We all know the pressures of getting the perfect internship during your college years. You want the position that will give you the experience and connections necessary to either continue into a full time role or learn more about yourself to move onto different career paths. I took a chance at an internship that was not exactly the "perfect" one for me but one that I definitely knew would challenge me and allow me to grow in my "soft" and "hard" skills.
This past Winter, I was working an internship while also balancing school full time. Now, let me tell you… I was so excited for this opportunity that when I got the call in May 2021, I could not stop screaming and jumping up and down. I had worked for this opportunity, researched the company, and basically did everything I needed to do to secure my position. I felt so content with myself because I knew this opportunity would help open doors for me that I didn't even know were possible.
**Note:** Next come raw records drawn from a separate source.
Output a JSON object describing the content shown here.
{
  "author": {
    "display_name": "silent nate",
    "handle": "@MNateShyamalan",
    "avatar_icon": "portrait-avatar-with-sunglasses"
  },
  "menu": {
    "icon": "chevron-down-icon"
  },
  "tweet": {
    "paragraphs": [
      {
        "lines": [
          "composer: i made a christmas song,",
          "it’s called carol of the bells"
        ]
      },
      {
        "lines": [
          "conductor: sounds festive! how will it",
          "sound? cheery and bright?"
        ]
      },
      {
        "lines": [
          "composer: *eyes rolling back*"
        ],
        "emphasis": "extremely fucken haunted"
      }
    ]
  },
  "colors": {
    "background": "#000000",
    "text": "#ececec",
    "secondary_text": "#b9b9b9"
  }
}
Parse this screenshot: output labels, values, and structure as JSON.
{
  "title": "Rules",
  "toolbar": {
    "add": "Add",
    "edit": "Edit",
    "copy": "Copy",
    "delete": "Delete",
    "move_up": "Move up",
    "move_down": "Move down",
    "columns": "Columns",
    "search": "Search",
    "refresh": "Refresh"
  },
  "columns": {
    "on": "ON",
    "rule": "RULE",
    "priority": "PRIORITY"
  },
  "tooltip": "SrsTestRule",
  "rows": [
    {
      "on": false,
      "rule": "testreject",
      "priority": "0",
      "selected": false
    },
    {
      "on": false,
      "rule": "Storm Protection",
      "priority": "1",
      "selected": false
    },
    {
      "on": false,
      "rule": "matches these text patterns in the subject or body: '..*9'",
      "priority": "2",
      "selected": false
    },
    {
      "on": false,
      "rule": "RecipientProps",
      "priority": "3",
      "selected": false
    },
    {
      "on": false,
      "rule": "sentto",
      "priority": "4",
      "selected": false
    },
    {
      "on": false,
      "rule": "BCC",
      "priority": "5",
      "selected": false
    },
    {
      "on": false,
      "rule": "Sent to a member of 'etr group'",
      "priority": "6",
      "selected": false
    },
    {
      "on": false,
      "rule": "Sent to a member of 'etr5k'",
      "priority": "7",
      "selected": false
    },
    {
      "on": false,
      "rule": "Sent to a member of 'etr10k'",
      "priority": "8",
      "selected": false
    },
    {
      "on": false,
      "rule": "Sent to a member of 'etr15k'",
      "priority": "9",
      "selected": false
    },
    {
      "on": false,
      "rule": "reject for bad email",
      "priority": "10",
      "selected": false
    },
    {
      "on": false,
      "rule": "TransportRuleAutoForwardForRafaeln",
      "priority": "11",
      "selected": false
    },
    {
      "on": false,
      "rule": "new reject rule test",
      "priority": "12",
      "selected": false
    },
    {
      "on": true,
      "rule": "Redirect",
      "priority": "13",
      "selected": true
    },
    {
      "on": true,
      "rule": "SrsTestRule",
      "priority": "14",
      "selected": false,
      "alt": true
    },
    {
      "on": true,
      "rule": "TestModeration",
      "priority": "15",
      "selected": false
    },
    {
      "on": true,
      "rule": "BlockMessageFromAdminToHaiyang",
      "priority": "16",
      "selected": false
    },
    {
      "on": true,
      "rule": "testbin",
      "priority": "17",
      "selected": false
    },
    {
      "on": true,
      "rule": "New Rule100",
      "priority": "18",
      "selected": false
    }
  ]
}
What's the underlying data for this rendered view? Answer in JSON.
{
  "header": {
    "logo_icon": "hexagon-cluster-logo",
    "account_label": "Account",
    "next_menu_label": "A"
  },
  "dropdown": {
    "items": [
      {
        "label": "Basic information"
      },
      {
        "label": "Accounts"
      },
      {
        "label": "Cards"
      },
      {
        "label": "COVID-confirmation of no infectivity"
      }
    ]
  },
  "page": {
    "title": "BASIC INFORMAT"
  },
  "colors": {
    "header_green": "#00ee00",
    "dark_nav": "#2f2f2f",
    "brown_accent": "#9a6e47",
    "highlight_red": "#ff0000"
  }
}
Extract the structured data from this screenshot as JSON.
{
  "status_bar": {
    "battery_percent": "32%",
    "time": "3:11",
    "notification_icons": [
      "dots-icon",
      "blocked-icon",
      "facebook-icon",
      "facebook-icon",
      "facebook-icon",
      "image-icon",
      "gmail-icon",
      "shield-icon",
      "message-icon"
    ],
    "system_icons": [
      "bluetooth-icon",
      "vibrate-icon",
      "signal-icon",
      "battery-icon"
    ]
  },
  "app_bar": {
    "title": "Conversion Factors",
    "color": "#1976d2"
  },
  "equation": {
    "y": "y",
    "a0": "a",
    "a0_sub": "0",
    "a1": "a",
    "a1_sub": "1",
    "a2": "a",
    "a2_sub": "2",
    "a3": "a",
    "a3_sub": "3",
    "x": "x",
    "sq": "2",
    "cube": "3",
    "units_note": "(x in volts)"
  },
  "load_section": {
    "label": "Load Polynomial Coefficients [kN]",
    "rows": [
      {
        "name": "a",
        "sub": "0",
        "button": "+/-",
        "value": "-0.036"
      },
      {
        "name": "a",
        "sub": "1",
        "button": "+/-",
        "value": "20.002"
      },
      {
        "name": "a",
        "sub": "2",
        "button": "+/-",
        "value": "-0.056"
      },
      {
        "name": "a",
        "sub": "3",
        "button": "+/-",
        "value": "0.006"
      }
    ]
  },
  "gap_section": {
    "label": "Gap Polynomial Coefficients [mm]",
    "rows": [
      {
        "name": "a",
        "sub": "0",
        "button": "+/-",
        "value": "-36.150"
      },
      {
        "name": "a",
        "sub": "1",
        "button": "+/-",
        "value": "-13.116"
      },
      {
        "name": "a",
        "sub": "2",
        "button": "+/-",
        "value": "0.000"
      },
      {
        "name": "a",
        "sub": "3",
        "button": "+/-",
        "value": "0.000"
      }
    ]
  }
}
However, the reality of things was much different. I began this internship (again) extremely excited, but quickly found out that it required me to realign myself in balancing my responsibilities. I had to keep a rigid schedule and stick to deadlines in both areas of my life––school and work. I am not going to lie... it was a hard transition from having free time to barely having time for myself. I had to give up some of the things I enjoyed doing, namely school activities like Her Campus, catching up with friends, and taking long strolls along the National Mall. Nevertheless, I kept reminding myself that it was going to pay off in the future in some way.
I began a rigorous schedule of waking up, showering, eating breakfast, watching the news, and heading straight to my desk. I started my work day with meetings, catching up on emails, and most importantly, communicating with my supervisor to see how my projects were progressing and if there was anything needing assistance. Prior to this, I never worked in a fully remote environment, so this required me to learn new skills such as taking breaks for physical movement, listening to LoFi Beats on Spotify for background noise, and sticking to a routine. One of the most important things I learned is to make your environment comfortable when working in a remote environment because it will help you have a smoother work day, and you will accomplish more!
For three months, this was my routine everyday (even sometimes on Saturdays). In the nights, I would have my classes, which I became more appreciative of since they reminded me that I was still a student.
Towards the middle of my internship, I became increasingly irked because I was finding that my team was not respecting the fact that I was a student first and would make me work past normal business hours. I would dread having to log on because of the lack of training and communication provided by my team and company. Don't get me wrong... I am very grateful to have been granted this opportunity, but it is important to point out that it was not all just sunshine and flowers. I continued to persevere because I wanted to push myself to be the first to reach out to learn more and become comfortable with being uncomfortable.
Knowing not to settle for less than you deserve is essential for both job searching and life as a whole.
Finally, I came to the conclusion that pursuing this role full time was not for me. It was difficult to admit, but it was not how I wanted my first full time job out of college to be like. Knowing yourself and what you want is very important when searching for internships and jobs. Knowing not to settle for less than you deserve is essential for both job searching and life as a whole.
Although I did not enjoy the technical side of my internship, I can say that I enjoyed being pushed harder than ever as a professional. I reached new limits I once did not think were possible for myself. I am forever grateful to have been granted this opportunity during my college years.
All in all, I learned a whole lot about myself, business industries, and important transferable skills such as time management, perseverance, and communication (especially in a virtual environment). I learned that the team that you work with defines a lot of how your day to day is going to go. Most importantly, I learned to listen to yourself––when something does not seem like a right fit, it probably isn't.